Entries provided START

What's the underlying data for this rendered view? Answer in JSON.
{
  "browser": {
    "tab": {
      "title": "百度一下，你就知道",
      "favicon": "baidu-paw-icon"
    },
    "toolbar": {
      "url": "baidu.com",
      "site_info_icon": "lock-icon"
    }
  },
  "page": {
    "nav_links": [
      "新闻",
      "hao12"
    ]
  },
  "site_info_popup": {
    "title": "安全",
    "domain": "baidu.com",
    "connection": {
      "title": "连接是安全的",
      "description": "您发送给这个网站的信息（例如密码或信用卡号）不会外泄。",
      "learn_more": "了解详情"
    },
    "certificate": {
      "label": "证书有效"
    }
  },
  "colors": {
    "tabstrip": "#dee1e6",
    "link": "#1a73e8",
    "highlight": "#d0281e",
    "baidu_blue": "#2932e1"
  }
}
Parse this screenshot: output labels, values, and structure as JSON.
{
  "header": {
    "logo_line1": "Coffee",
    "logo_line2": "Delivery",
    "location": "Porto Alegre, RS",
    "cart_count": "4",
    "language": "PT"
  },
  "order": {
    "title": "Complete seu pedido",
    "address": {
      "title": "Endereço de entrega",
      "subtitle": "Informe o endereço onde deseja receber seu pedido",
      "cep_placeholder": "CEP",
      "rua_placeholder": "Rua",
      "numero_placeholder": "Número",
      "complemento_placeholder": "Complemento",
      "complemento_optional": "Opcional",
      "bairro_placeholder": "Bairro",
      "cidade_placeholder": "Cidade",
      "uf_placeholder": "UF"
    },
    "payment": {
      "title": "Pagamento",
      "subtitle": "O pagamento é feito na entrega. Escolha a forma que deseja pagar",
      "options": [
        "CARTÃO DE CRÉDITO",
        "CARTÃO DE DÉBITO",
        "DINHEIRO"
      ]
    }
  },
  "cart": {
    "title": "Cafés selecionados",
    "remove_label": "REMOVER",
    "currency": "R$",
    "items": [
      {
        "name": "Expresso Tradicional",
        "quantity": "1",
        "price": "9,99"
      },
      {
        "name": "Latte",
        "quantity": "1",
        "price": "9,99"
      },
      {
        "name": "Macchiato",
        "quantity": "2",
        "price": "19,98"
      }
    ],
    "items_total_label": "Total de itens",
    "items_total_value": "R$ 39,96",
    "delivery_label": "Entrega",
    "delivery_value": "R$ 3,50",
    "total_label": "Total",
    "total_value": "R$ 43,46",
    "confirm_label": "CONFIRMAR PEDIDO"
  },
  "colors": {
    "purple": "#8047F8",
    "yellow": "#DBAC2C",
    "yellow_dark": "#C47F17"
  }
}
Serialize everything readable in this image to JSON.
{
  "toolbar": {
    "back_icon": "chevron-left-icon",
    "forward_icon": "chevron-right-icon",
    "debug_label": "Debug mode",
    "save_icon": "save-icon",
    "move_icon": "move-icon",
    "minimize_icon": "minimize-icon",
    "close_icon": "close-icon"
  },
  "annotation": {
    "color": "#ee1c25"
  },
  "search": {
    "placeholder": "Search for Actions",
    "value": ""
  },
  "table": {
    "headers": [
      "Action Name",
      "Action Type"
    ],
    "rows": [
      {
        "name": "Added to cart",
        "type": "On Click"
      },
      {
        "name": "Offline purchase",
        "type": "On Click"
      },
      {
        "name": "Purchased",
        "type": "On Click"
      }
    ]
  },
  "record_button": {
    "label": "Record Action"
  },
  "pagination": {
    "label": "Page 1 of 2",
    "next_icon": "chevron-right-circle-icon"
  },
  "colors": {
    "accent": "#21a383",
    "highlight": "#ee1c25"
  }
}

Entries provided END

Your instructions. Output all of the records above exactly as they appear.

Exercise answer.
What's the underlying data for this rendered view? Answer in JSON.
{
  "browser": {
    "tab": {
      "title": "百度一下，你就知道",
      "favicon": "baidu-paw-icon"
    },
    "toolbar": {
      "url": "baidu.com",
      "site_info_icon": "lock-icon"
    }
  },
  "page": {
    "nav_links": [
      "新闻",
      "hao12"
    ]
  },
  "site_info_popup": {
    "title": "安全",
    "domain": "baidu.com",
    "connection": {
      "title": "连接是安全的",
      "description": "您发送给这个网站的信息（例如密码或信用卡号）不会外泄。",
      "learn_more": "了解详情"
    },
    "certificate": {
      "label": "证书有效"
    }
  },
  "colors": {
    "tabstrip": "#dee1e6",
    "link": "#1a73e8",
    "highlight": "#d0281e",
    "baidu_blue": "#2932e1"
  }
}
Parse this screenshot: output labels, values, and structure as JSON.
{
  "header": {
    "logo_line1": "Coffee",
    "logo_line2": "Delivery",
    "location": "Porto Alegre, RS",
    "cart_count": "4",
    "language": "PT"
  },
  "order": {
    "title": "Complete seu pedido",
    "address": {
      "title": "Endereço de entrega",
      "subtitle": "Informe o endereço onde deseja receber seu pedido",
      "cep_placeholder": "CEP",
      "rua_placeholder": "Rua",
      "numero_placeholder": "Número",
      "complemento_placeholder": "Complemento",
      "complemento_optional": "Opcional",
      "bairro_placeholder": "Bairro",
      "cidade_placeholder": "Cidade",
      "uf_placeholder": "UF"
    },
    "payment": {
      "title": "Pagamento",
      "subtitle": "O pagamento é feito na entrega. Escolha a forma que deseja pagar",
      "options": [
        "CARTÃO DE CRÉDITO",
        "CARTÃO DE DÉBITO",
        "DINHEIRO"
      ]
    }
  },
  "cart": {
    "title": "Cafés selecionados",
    "remove_label": "REMOVER",
    "currency": "R$",
    "items": [
      {
        "name": "Expresso Tradicional",
        "quantity": "1",
        "price": "9,99"
      },
      {
        "name": "Latte",
        "quantity": "1",
        "price": "9,99"
      },
      {
        "name": "Macchiato",
        "quantity": "2",
        "price": "19,98"
      }
    ],
    "items_total_label": "Total de itens",
    "items_total_value": "R$ 39,96",
    "delivery_label": "Entrega",
    "delivery_value": "R$ 3,50",
    "total_label": "Total",
    "total_value": "R$ 43,46",
    "confirm_label": "CONFIRMAR PEDIDO"
  },
  "colors": {
    "purple": "#8047F8",
    "yellow": "#DBAC2C",
    "yellow_dark": "#C47F17"
  }
}
Serialize everything readable in this image to JSON.
{
  "toolbar": {
    "back_icon": "chevron-left-icon",
    "forward_icon": "chevron-right-icon",
    "debug_label": "Debug mode",
    "save_icon": "save-icon",
    "move_icon": "move-icon",
    "minimize_icon": "minimize-icon",
    "close_icon": "close-icon"
  },
  "annotation": {
    "color": "#ee1c25"
  },
  "search": {
    "placeholder": "Search for Actions",
    "value": ""
  },
  "table": {
    "headers": [
      "Action Name",
      "Action Type"
    ],
    "rows": [
      {
        "name": "Added to cart",
        "type": "On Click"
      },
      {
        "name": "Offline purchase",
        "type": "On Click"
      },
      {
        "name": "Purchased",
        "type": "On Click"
      }
    ]
  },
  "record_button": {
    "label": "Record Action"
  },
  "pagination": {
    "label": "Page 1 of 2",
    "next_icon": "chevron-right-circle-icon"
  },
  "colors": {
    "accent": "#21a383",
    "highlight": "#ee1c25"
  }
}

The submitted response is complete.